__Assignment__
Within the entries below, find each line containing the word "title" and copy it.

-------

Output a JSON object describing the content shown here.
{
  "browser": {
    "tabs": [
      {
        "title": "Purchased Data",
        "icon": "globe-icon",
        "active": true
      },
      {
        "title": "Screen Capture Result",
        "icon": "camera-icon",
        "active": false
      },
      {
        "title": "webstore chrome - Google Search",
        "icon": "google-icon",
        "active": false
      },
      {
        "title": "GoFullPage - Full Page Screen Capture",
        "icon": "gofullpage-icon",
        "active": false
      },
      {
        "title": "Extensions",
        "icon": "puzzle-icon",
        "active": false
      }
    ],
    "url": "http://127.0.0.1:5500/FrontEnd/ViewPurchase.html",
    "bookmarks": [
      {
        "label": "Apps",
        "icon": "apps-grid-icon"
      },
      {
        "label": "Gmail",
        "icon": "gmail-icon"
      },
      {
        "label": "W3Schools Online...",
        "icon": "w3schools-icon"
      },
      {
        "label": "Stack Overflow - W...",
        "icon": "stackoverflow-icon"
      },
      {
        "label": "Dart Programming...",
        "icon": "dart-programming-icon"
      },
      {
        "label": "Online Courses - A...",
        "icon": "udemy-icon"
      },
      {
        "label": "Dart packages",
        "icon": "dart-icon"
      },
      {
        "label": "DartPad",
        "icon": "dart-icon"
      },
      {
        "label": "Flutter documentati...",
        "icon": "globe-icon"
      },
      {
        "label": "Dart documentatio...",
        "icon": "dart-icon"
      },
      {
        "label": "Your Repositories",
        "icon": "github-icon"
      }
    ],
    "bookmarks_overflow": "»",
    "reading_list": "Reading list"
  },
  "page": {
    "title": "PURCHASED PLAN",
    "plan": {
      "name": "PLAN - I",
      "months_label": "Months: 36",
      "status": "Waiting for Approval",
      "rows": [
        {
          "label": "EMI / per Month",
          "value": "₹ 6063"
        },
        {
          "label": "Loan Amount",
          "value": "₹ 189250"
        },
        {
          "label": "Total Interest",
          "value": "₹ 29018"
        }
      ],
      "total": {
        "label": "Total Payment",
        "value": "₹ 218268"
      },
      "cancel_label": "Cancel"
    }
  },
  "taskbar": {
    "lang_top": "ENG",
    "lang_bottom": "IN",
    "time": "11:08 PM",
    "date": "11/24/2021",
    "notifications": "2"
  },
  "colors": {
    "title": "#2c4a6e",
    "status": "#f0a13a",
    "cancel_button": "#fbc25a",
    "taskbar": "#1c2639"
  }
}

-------

__Result of this task__
        "title": "Purchased Data",
        "title": "Screen Capture Result",
        "title": "webstore chrome - Google Search",
        "title": "GoFullPage - Full Page Screen Capture",
        "title": "Extensions",
    "title": "PURCHASED PLAN",
    "title": "#2c4a6e",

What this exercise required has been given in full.